Haggard understood not only high high-water marks, but also the excellence of other writers. Through his voice, many listeners first heard the words and melodies of Iris DeMent, Blaze Foley and numerous other superb and under-celebrated writers. In the new century, he has continued to record fine works penned by others, and he has been a voice of reason and reconciliation in an increasingly strident political atmosphere. His own attempted summit between Toby Keith and the Dixie Chicks never happened, but he did make the point that political divergence need not necessitate hostility. Of late, his own life contains little in the way of hostility, as he has at long last found happiness in his marriage with wife Theresa Haggard and in his fatherhood. Lately, the sad songs have held a sour ring.

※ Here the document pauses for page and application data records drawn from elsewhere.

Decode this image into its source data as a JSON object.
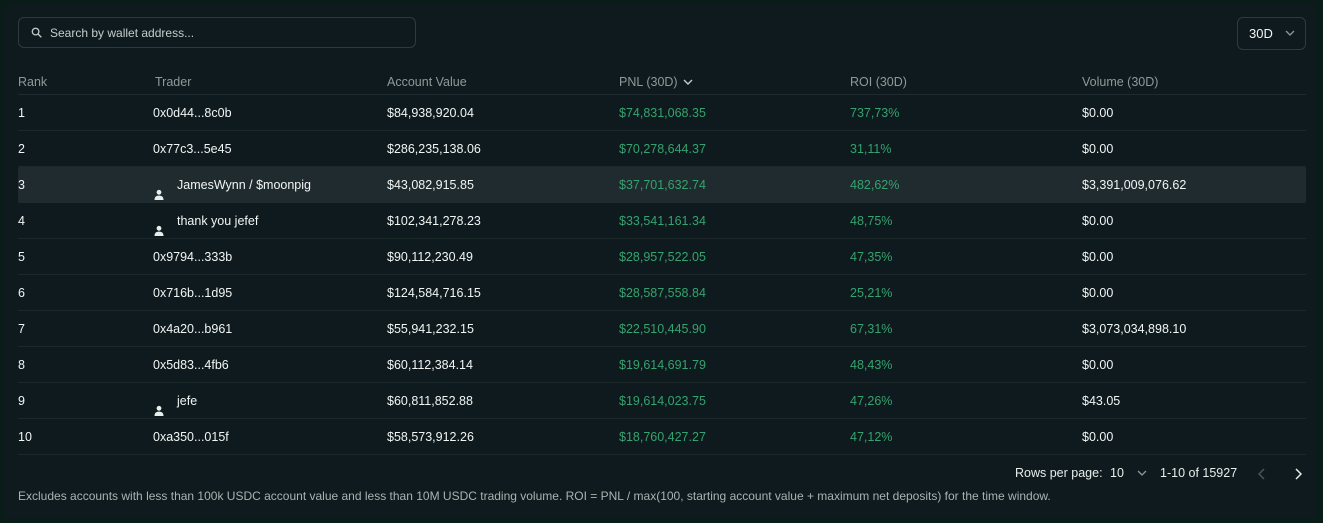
{
  "search": {
    "placeholder": "Search by wallet address..."
  },
  "period": {
    "value": "30D"
  },
  "columns": [
    "Rank",
    "Trader",
    "Account Value",
    "PNL (30D)",
    "ROI (30D)",
    "Volume (30D)"
  ],
  "rows": [
    {
      "rank": "1",
      "trader": "0x0d44...8c0b",
      "user": false,
      "account": "$84,938,920.04",
      "pnl": "$74,831,068.35",
      "roi": "737,73%",
      "volume": "$0.00"
    },
    {
      "rank": "2",
      "trader": "0x77c3...5e45",
      "user": false,
      "account": "$286,235,138.06",
      "pnl": "$70,278,644.37",
      "roi": "31,11%",
      "volume": "$0.00"
    },
    {
      "rank": "3",
      "trader": "JamesWynn / $moonpig",
      "user": true,
      "account": "$43,082,915.85",
      "pnl": "$37,701,632.74",
      "roi": "482,62%",
      "volume": "$3,391,009,076.62",
      "highlighted": true
    },
    {
      "rank": "4",
      "trader": "thank you jefef",
      "user": true,
      "account": "$102,341,278.23",
      "pnl": "$33,541,161.34",
      "roi": "48,75%",
      "volume": "$0.00"
    },
    {
      "rank": "5",
      "trader": "0x9794...333b",
      "user": false,
      "account": "$90,112,230.49",
      "pnl": "$28,957,522.05",
      "roi": "47,35%",
      "volume": "$0.00"
    },
    {
      "rank": "6",
      "trader": "0x716b...1d95",
      "user": false,
      "account": "$124,584,716.15",
      "pnl": "$28,587,558.84",
      "roi": "25,21%",
      "volume": "$0.00"
    },
    {
      "rank": "7",
      "trader": "0x4a20...b961",
      "user": false,
      "account": "$55,941,232.15",
      "pnl": "$22,510,445.90",
      "roi": "67,31%",
      "volume": "$3,073,034,898.10"
    },
    {
      "rank": "8",
      "trader": "0x5d83...4fb6",
      "user": false,
      "account": "$60,112,384.14",
      "pnl": "$19,614,691.79",
      "roi": "48,43%",
      "volume": "$0.00"
    },
    {
      "rank": "9",
      "trader": "jefe",
      "user": true,
      "account": "$60,811,852.88",
      "pnl": "$19,614,023.75",
      "roi": "47,26%",
      "volume": "$43.05"
    },
    {
      "rank": "10",
      "trader": "0xa350...015f",
      "user": false,
      "account": "$58,573,912.26",
      "pnl": "$18,760,427.27",
      "roi": "47,12%",
      "volume": "$0.00"
    }
  ],
  "pagination": {
    "rows_per_page_label": "Rows per page:",
    "rows_per_page": "10",
    "range": "1-10 of 15927"
  },
  "footnote": "Excludes accounts with less than 100k USDC account value and less than 10M USDC trading volume. ROI = PNL / max(100, starting account value + maximum net deposits) for the time window.",
  "colors": {
    "positive": "#34a36e",
    "background": "#0f1a1e",
    "highlight_row": "#202b2f"
  },
  "icons": [
    "search-icon",
    "chevron-down-icon",
    "user-icon",
    "chevron-left-icon",
    "chevron-right-icon"
  ]
}
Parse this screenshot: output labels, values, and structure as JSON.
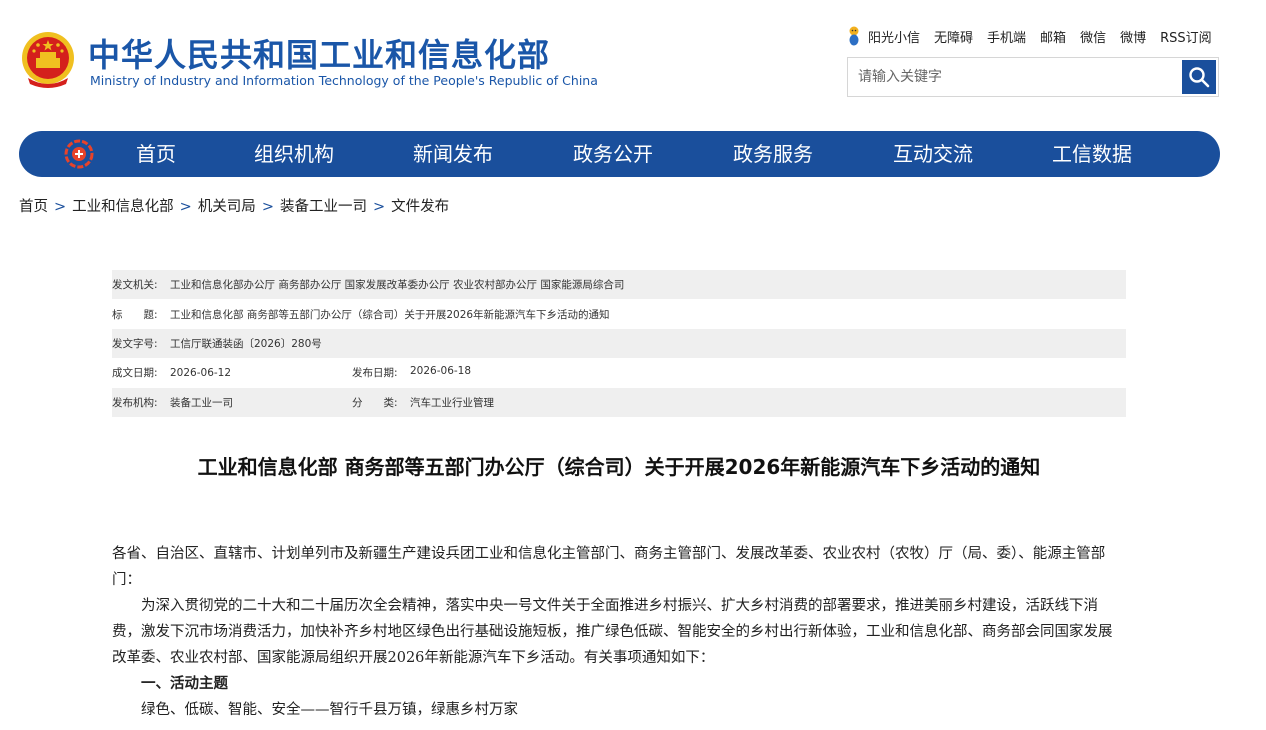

“In order to be honest, I had to write about what was happening now in my life, and I couldn’t identify with some of the lyrics I’d written over the years,” he said. “There have been some good, positive songs that have come from this.”
One such song is “Down At the End of the Road,” where he contemplates his family, his marriage and his contentment with late life. Theresa sings with him on a bouncing take on “Live and Love Always.” And even on “Pretty When It’s New,” a rumination on new love, Haggard offers the caveat, “An old love’s even sweeter, that old saying’s really true.”
And while in conversation Haggard remains politically outspoken (“You can’t just write a bailout check for a billion dollars. That’s as scary and out-of-control as I ever remember”), he is adamant that songs should contain an element of optimism.
“People don’t need to be badgered anymore, I don’t think,” he said. “We need to have music that contributes to the well-being of the spirit. Music that cradles people’s lives and makes things a little easier. That’s what I try to do, and what I want to do. You don’t want to close the door on hope.”